For example, if the event triggered failure-related thoughts, did you try behaviour that is inconsistent with the belief that you are a failure?

Behaviour that is inconsistent with the belief that you are a failure could be: continuing on with your recovery plan as usual, without getting derailed with the negative events. For example, if your recovery plan includes that you’ll plan one activity you’ll look forward to each day, then do this despite that you’d rather stay in bed all day and sleep. It could be as simple as visiting the library to find a book you feel excited about reading.

Another example: If the event has triggered a belief that “people are nasty and untrustworthy,” instead of withdrawing from people, break the cycle by

a) spending time with people you can enjoy a casual, enjoyable catchup or phone conversation with, and/or

b) be helpful to someone else just because you can (e.g. go the extra mile to help a customer at work).

5. Did you try getting some perspective on the events?

a) Will whatever has happened matter in a year’s time?

b) If it feels like things keep going wrong for you, ask yourself “What were 3 things that went right today or yesterday?” Ask your partner about 3 things that went right for him/her? This can help break the cycle of your conversations with your partner being too focused on stress and problems.

c) Are other people experiencing life circumstances that are much worse than what you’re going through?

d) What would you like for a really good, supportive and loving friend to say to you right now?

e) Try a balanced thinking strategy.

6. If you have learnt to do thought records in your treatment, now is the time to do one.

Do several thought records if you need to work through more than one hot thought.

Your balanced thoughts should acknowledge real problems but also identify any depressive/low self esteem thinking errors you’ve slipped into (such as mindreading what other people might be thinking, making overly negative predictions about the future based on what has happened, or making overly harsh judgments of yourself or other people).

For each thought record, try to generate at least 2-3 different balanced thoughts and observe which of these is most helpful.

7. Do a pleasure or mastery activity.

Low mood makes thinking narrow, negative and rigid. Therefore its advisable that sometime you are in a good mood, you make a list of possible pleasure and/or mastery activities that you can refer to when your mood is low.

8. If you could “do-over” the current situation, what alternative coping could you have tried? Brainstorm as many ideas as you can.

Is it possible/potentially useful for you to use any of these now?

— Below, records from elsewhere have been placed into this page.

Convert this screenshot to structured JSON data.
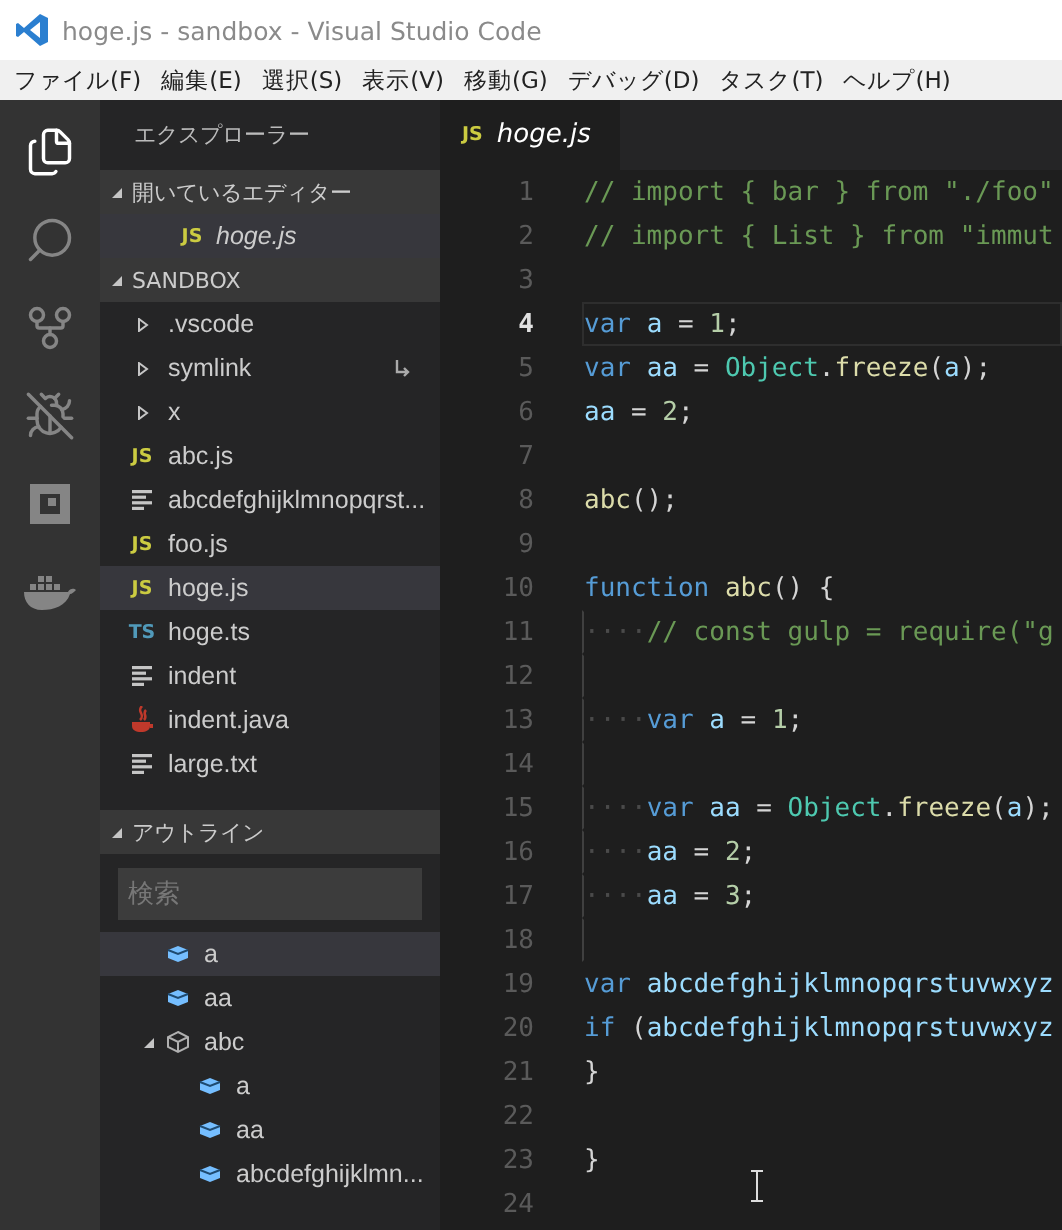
{
  "window": {
    "title": "hoge.js - sandbox - Visual Studio Code"
  },
  "menu": [
    "ファイル(F)",
    "編集(E)",
    "選択(S)",
    "表示(V)",
    "移動(G)",
    "デバッグ(D)",
    "タスク(T)",
    "ヘルプ(H)"
  ],
  "activity_bar": [
    {
      "kind": "files",
      "selected": true
    },
    {
      "kind": "search",
      "selected": false
    },
    {
      "kind": "source-control",
      "selected": false
    },
    {
      "kind": "debug",
      "selected": false
    },
    {
      "kind": "extensions",
      "selected": false
    },
    {
      "kind": "docker",
      "selected": false
    }
  ],
  "sidebar": {
    "title": "エクスプローラー",
    "open_editors": {
      "title": "開いているエディター",
      "expanded": true,
      "items": [
        {
          "name": "hoge.js",
          "badge": "JS",
          "kind": "js",
          "preview": true,
          "selected": false
        }
      ]
    },
    "folder": {
      "title": "SANDBOX",
      "expanded": true,
      "items": [
        {
          "name": ".vscode",
          "kind": "folder",
          "expanded": false,
          "selected": false
        },
        {
          "name": "symlink",
          "kind": "folder",
          "expanded": false,
          "symlink": true,
          "selected": false
        },
        {
          "name": "x",
          "kind": "folder",
          "expanded": false,
          "selected": false
        },
        {
          "name": "abc.js",
          "kind": "js",
          "badge": "JS",
          "selected": false
        },
        {
          "name": "abcdefghijklmnopqrst...",
          "kind": "text",
          "selected": false
        },
        {
          "name": "foo.js",
          "kind": "js",
          "badge": "JS",
          "selected": false
        },
        {
          "name": "hoge.js",
          "kind": "js",
          "badge": "JS",
          "selected": true
        },
        {
          "name": "hoge.ts",
          "kind": "ts",
          "badge": "TS",
          "selected": false
        },
        {
          "name": "indent",
          "kind": "text",
          "selected": false
        },
        {
          "name": "indent.java",
          "kind": "java",
          "selected": false
        },
        {
          "name": "large.txt",
          "kind": "text",
          "selected": false
        }
      ]
    },
    "outline": {
      "title": "アウトライン",
      "expanded": true,
      "search": {
        "placeholder": "検索"
      },
      "items": [
        {
          "name": "a",
          "kind": "variable",
          "selected": true
        },
        {
          "name": "aa",
          "kind": "variable",
          "selected": false
        },
        {
          "name": "abc",
          "kind": "class",
          "expanded": true,
          "selected": false,
          "children": [
            {
              "name": "a",
              "kind": "variable",
              "selected": false
            },
            {
              "name": "aa",
              "kind": "variable",
              "selected": false
            },
            {
              "name": "abcdefghijklmn...",
              "kind": "variable",
              "selected": false
            }
          ]
        }
      ]
    }
  },
  "editor": {
    "tabs": [
      {
        "label": "hoge.js",
        "badge": "JS",
        "selected": true,
        "preview": true
      }
    ],
    "lines": [
      {
        "number": "1",
        "tokens": [
          {
            "kind": "comment",
            "text": "// import { bar } from \"./foo\""
          }
        ]
      },
      {
        "number": "2",
        "tokens": [
          {
            "kind": "comment",
            "text": "// import { List } from \"immut"
          }
        ]
      },
      {
        "number": "3"
      },
      {
        "number": "4",
        "current": true,
        "tokens": [
          {
            "kind": "keyword",
            "text": "var "
          },
          {
            "kind": "variable",
            "text": "a"
          },
          {
            "kind": "plain",
            "text": " = "
          },
          {
            "kind": "number",
            "text": "1"
          },
          {
            "kind": "plain",
            "text": ";"
          }
        ]
      },
      {
        "number": "5",
        "tokens": [
          {
            "kind": "keyword",
            "text": "var "
          },
          {
            "kind": "variable",
            "text": "aa"
          },
          {
            "kind": "plain",
            "text": " = "
          },
          {
            "kind": "type",
            "text": "Object"
          },
          {
            "kind": "plain",
            "text": "."
          },
          {
            "kind": "function",
            "text": "freeze"
          },
          {
            "kind": "plain",
            "text": "("
          },
          {
            "kind": "variable",
            "text": "a"
          },
          {
            "kind": "plain",
            "text": ");"
          }
        ]
      },
      {
        "number": "6",
        "tokens": [
          {
            "kind": "variable",
            "text": "aa"
          },
          {
            "kind": "plain",
            "text": " = "
          },
          {
            "kind": "number",
            "text": "2"
          },
          {
            "kind": "plain",
            "text": ";"
          }
        ]
      },
      {
        "number": "7"
      },
      {
        "number": "8",
        "tokens": [
          {
            "kind": "function",
            "text": "abc"
          },
          {
            "kind": "plain",
            "text": "();"
          }
        ]
      },
      {
        "number": "9"
      },
      {
        "number": "10",
        "tokens": [
          {
            "kind": "keyword",
            "text": "function "
          },
          {
            "kind": "function",
            "text": "abc"
          },
          {
            "kind": "plain",
            "text": "() {"
          }
        ]
      },
      {
        "number": "11",
        "guide": true,
        "tokens": [
          {
            "kind": "whitespace",
            "text": "····"
          },
          {
            "kind": "comment",
            "text": "// const gulp = require(\"g"
          }
        ]
      },
      {
        "number": "12",
        "guide": true
      },
      {
        "number": "13",
        "guide": true,
        "tokens": [
          {
            "kind": "whitespace",
            "text": "····"
          },
          {
            "kind": "keyword",
            "text": "var "
          },
          {
            "kind": "variable",
            "text": "a"
          },
          {
            "kind": "plain",
            "text": " = "
          },
          {
            "kind": "number",
            "text": "1"
          },
          {
            "kind": "plain",
            "text": ";"
          }
        ]
      },
      {
        "number": "14",
        "guide": true
      },
      {
        "number": "15",
        "guide": true,
        "tokens": [
          {
            "kind": "whitespace",
            "text": "····"
          },
          {
            "kind": "keyword",
            "text": "var "
          },
          {
            "kind": "variable",
            "text": "aa"
          },
          {
            "kind": "plain",
            "text": " = "
          },
          {
            "kind": "type",
            "text": "Object"
          },
          {
            "kind": "plain",
            "text": "."
          },
          {
            "kind": "function",
            "text": "freeze"
          },
          {
            "kind": "plain",
            "text": "("
          },
          {
            "kind": "variable",
            "text": "a"
          },
          {
            "kind": "plain",
            "text": ");"
          }
        ]
      },
      {
        "number": "16",
        "guide": true,
        "tokens": [
          {
            "kind": "whitespace",
            "text": "····"
          },
          {
            "kind": "variable",
            "text": "aa"
          },
          {
            "kind": "plain",
            "text": " = "
          },
          {
            "kind": "number",
            "text": "2"
          },
          {
            "kind": "plain",
            "text": ";"
          }
        ]
      },
      {
        "number": "17",
        "guide": true,
        "tokens": [
          {
            "kind": "whitespace",
            "text": "····"
          },
          {
            "kind": "variable",
            "text": "aa"
          },
          {
            "kind": "plain",
            "text": " = "
          },
          {
            "kind": "number",
            "text": "3"
          },
          {
            "kind": "plain",
            "text": ";"
          }
        ]
      },
      {
        "number": "18",
        "guide": true
      },
      {
        "number": "19",
        "tokens": [
          {
            "kind": "keyword",
            "text": "var "
          },
          {
            "kind": "variable",
            "text": "abcdefghijklmnopqrstuvwxyz"
          }
        ]
      },
      {
        "number": "20",
        "tokens": [
          {
            "kind": "keyword",
            "text": "if"
          },
          {
            "kind": "plain",
            "text": " ("
          },
          {
            "kind": "variable",
            "text": "abcdefghijklmnopqrstuvwxyz"
          }
        ]
      },
      {
        "number": "21",
        "tokens": [
          {
            "kind": "plain",
            "text": "}"
          }
        ]
      },
      {
        "number": "22"
      },
      {
        "number": "23",
        "tokens": [
          {
            "kind": "plain",
            "text": "}"
          }
        ]
      },
      {
        "number": "24"
      }
    ]
  }
}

Or, if you missed the boat this time, difficult experiences can provide learning opportunities and growth.

9. During your next therapy appointment, ask your therapist to discuss and/or practice alternative coping strategies that would’ve avoided or lessened the impact of the mood dip.

For example, you might role play clear communication you could’ve used.

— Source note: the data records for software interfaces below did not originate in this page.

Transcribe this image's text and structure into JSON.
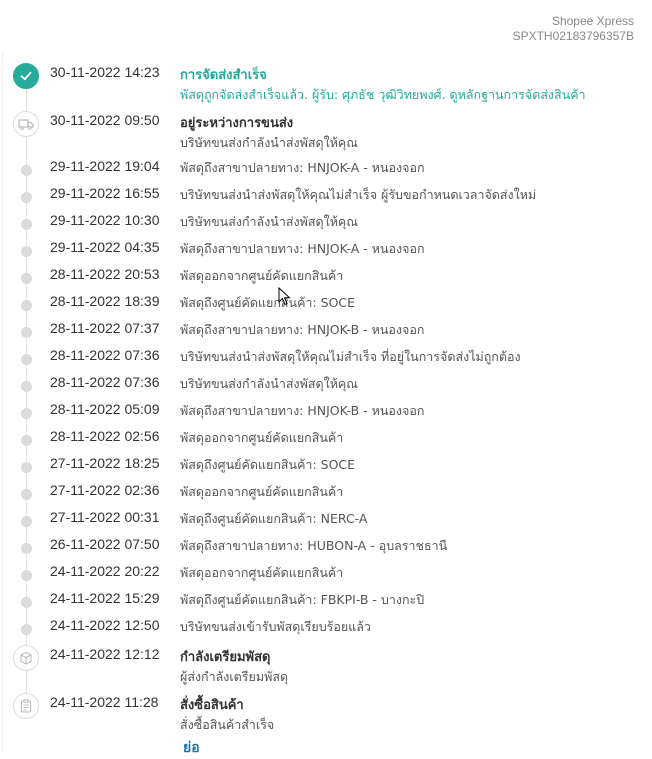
{
  "carrier": {
    "name": "Shopee Xpress",
    "tracking": "SPXTH02183796357B"
  },
  "colors": {
    "accent": "#26aa99",
    "link": "#1a73b6",
    "dot": "#dbdbdb"
  },
  "events": [
    {
      "time": "30-11-2022 14:23",
      "title": "การจัดส่งสำเร็จ",
      "text": "พัสดุถูกจัดส่งสำเร็จแล้ว. ผู้รับ: ศุภธัช วุฒิวิทยพงศ์.",
      "link": "ดูหลักฐานการจัดส่งสินค้า",
      "icon": "check-icon"
    },
    {
      "time": "30-11-2022 09:50",
      "title": "อยู่ระหว่างการขนส่ง",
      "text": "บริษัทขนส่งกำลังนำส่งพัสดุให้คุณ",
      "icon": "truck-icon"
    },
    {
      "time": "29-11-2022 19:04",
      "text": "พัสดุถึงสาขาปลายทาง: HNJOK-A - หนองจอก"
    },
    {
      "time": "29-11-2022 16:55",
      "text": "บริษัทขนส่งนำส่งพัสดุให้คุณไม่สำเร็จ ผู้รับขอกำหนดเวลาจัดส่งใหม่"
    },
    {
      "time": "29-11-2022 10:30",
      "text": "บริษัทขนส่งกำลังนำส่งพัสดุให้คุณ"
    },
    {
      "time": "29-11-2022 04:35",
      "text": "พัสดุถึงสาขาปลายทาง: HNJOK-A - หนองจอก"
    },
    {
      "time": "28-11-2022 20:53",
      "text": "พัสดุออกจากศูนย์คัดแยกสินค้า"
    },
    {
      "time": "28-11-2022 18:39",
      "text": "พัสดุถึงศูนย์คัดแยกสินค้า: SOCE"
    },
    {
      "time": "28-11-2022 07:37",
      "text": "พัสดุถึงสาขาปลายทาง: HNJOK-B - หนองจอก"
    },
    {
      "time": "28-11-2022 07:36",
      "text": "บริษัทขนส่งนำส่งพัสดุให้คุณไม่สำเร็จ ที่อยู่ในการจัดส่งไม่ถูกต้อง"
    },
    {
      "time": "28-11-2022 07:36",
      "text": "บริษัทขนส่งกำลังนำส่งพัสดุให้คุณ"
    },
    {
      "time": "28-11-2022 05:09",
      "text": "พัสดุถึงสาขาปลายทาง: HNJOK-B - หนองจอก"
    },
    {
      "time": "28-11-2022 02:56",
      "text": "พัสดุออกจากศูนย์คัดแยกสินค้า"
    },
    {
      "time": "27-11-2022 18:25",
      "text": "พัสดุถึงศูนย์คัดแยกสินค้า: SOCE"
    },
    {
      "time": "27-11-2022 02:36",
      "text": "พัสดุออกจากศูนย์คัดแยกสินค้า"
    },
    {
      "time": "27-11-2022 00:31",
      "text": "พัสดุถึงศูนย์คัดแยกสินค้า: NERC-A"
    },
    {
      "time": "26-11-2022 07:50",
      "text": "พัสดุถึงสาขาปลายทาง: HUBON-A - อุบลราชธานี"
    },
    {
      "time": "24-11-2022 20:22",
      "text": "พัสดุออกจากศูนย์คัดแยกสินค้า"
    },
    {
      "time": "24-11-2022 15:29",
      "text": "พัสดุถึงศูนย์คัดแยกสินค้า: FBKPI-B - บางกะปิ"
    },
    {
      "time": "24-11-2022 12:50",
      "text": "บริษัทขนส่งเข้ารับพัสดุเรียบร้อยแล้ว"
    },
    {
      "time": "24-11-2022 12:12",
      "title": "กำลังเตรียมพัสดุ",
      "text": "ผู้ส่งกำลังเตรียมพัสดุ",
      "icon": "package-icon"
    },
    {
      "time": "24-11-2022 11:28",
      "title": "สั่งซื้อสินค้า",
      "text": "สั่งซื้อสินค้าสำเร็จ",
      "icon": "clipboard-icon"
    }
  ],
  "collapse_label": "ย่อ"
}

If the low mood is lingering and your next therapy appointment is more than a few days away, then one option is to call to ask for an earlier appointment rather than suffering on your own.

10. I don’t want to be alarmist since this won’t apply to most people reading this article but… If you think you might try to commit suicide and are in need of urgent care then call Psychiatric Emergency Services (use Google, the phonebook or directory assistance to get the number for your local area. Or call your GP, After Hours Medical Clinic or Hospital and request information about what to do in your situation). Be persistent if you are having difficulty getting the help you need.